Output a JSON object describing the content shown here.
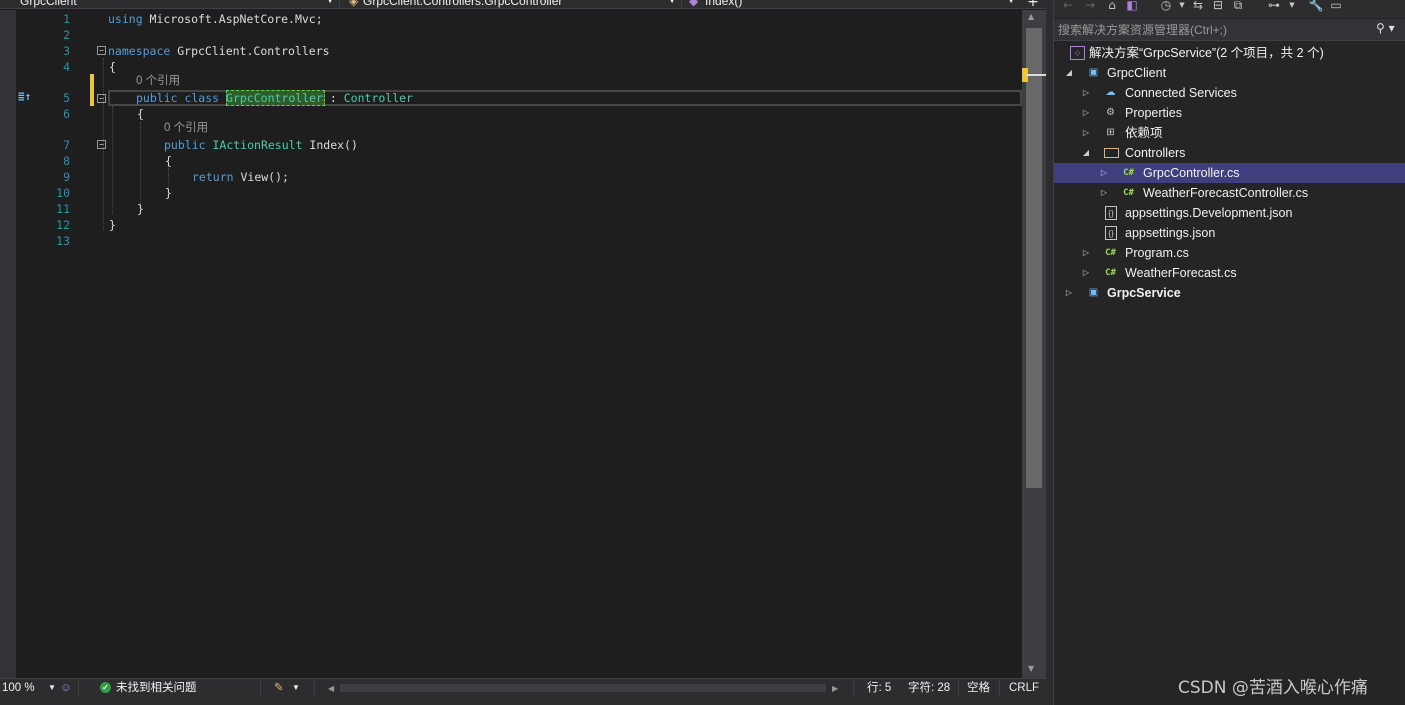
{
  "navbar": {
    "project_dropdown": "GrpcClient",
    "class_dropdown": "GrpcClient.Controllers.GrpcController",
    "member_dropdown": "Index()",
    "split_button": "+"
  },
  "editor": {
    "line_numbers": [
      "1",
      "2",
      "3",
      "4",
      "5",
      "6",
      "7",
      "8",
      "9",
      "10",
      "11",
      "12",
      "13"
    ],
    "code": {
      "l1_kw": "using",
      "l1_rest": " Microsoft.AspNetCore.Mvc;",
      "l3_kw": "namespace",
      "l3_rest": " GrpcClient.Controllers",
      "l4": "{",
      "l5_lens": "0 个引用",
      "l5_kw": "public class",
      "l5_sp": " ",
      "l5_name": "GrpcController",
      "l5_colon": " : ",
      "l5_base": "Controller",
      "l6": "{",
      "l7_lens": "0 个引用",
      "l7_kw": "public",
      "l7_sp": " ",
      "l7_type": "IActionResult",
      "l7_rest": " Index()",
      "l8": "{",
      "l9_kw": "return",
      "l9_rest": " View();",
      "l10": "}",
      "l11": "}",
      "l12": "}"
    },
    "bookmark_glyph": "≣↑"
  },
  "statusbar": {
    "zoom": "100 %",
    "issues": "未找到相关问题",
    "line": "行: 5",
    "char": "字符: 28",
    "whitespace": "空格",
    "line_ending": "CRLF"
  },
  "explorer": {
    "search_placeholder": "搜索解决方案资源管理器(Ctrl+;)",
    "solution_label": "解决方案“GrpcService”(2 个项目，共 2 个)",
    "items": [
      {
        "label": "GrpcClient"
      },
      {
        "label": "Connected Services"
      },
      {
        "label": "Properties"
      },
      {
        "label": "依赖项"
      },
      {
        "label": "Controllers"
      },
      {
        "label": "GrpcController.cs"
      },
      {
        "label": "WeatherForecastController.cs"
      },
      {
        "label": "appsettings.Development.json"
      },
      {
        "label": "appsettings.json"
      },
      {
        "label": "Program.cs"
      },
      {
        "label": "WeatherForecast.cs"
      },
      {
        "label": "GrpcService"
      }
    ]
  },
  "icons": {
    "csharp": "C#",
    "json": "{}",
    "solution": "◇"
  },
  "watermark": "CSDN @苦酒入喉心作痛",
  "colors": {
    "editor_bg": "#1e1e1e",
    "keyword": "#569cd6",
    "type": "#4ec9b0",
    "line_number": "#2b91af",
    "selection": "#3f3f7f",
    "change_marker": "#efc63a"
  }
}
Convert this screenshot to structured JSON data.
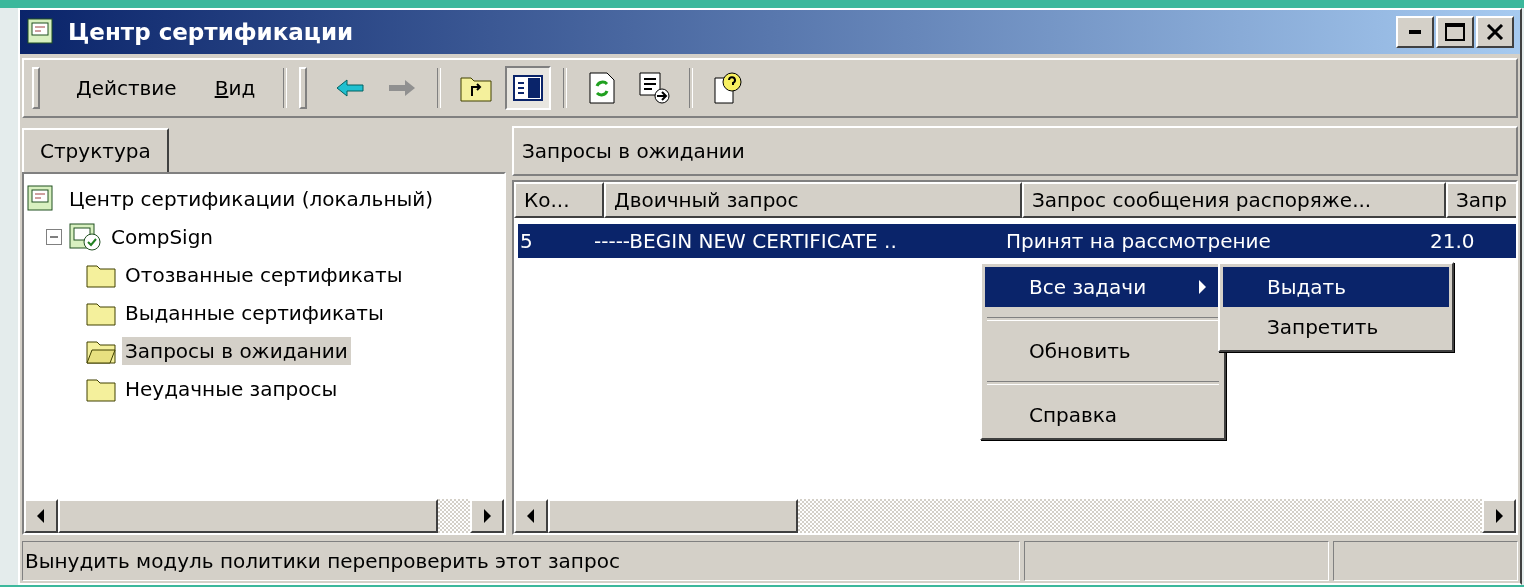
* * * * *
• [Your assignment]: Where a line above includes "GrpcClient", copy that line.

• [Answer area]:
    "project_dropdown": "GrpcClient",
    "class_dropdown": "GrpcClient.Controllers.GrpcController",
      "l3_rest": " GrpcClient.Controllers",
        "label": "GrpcClient"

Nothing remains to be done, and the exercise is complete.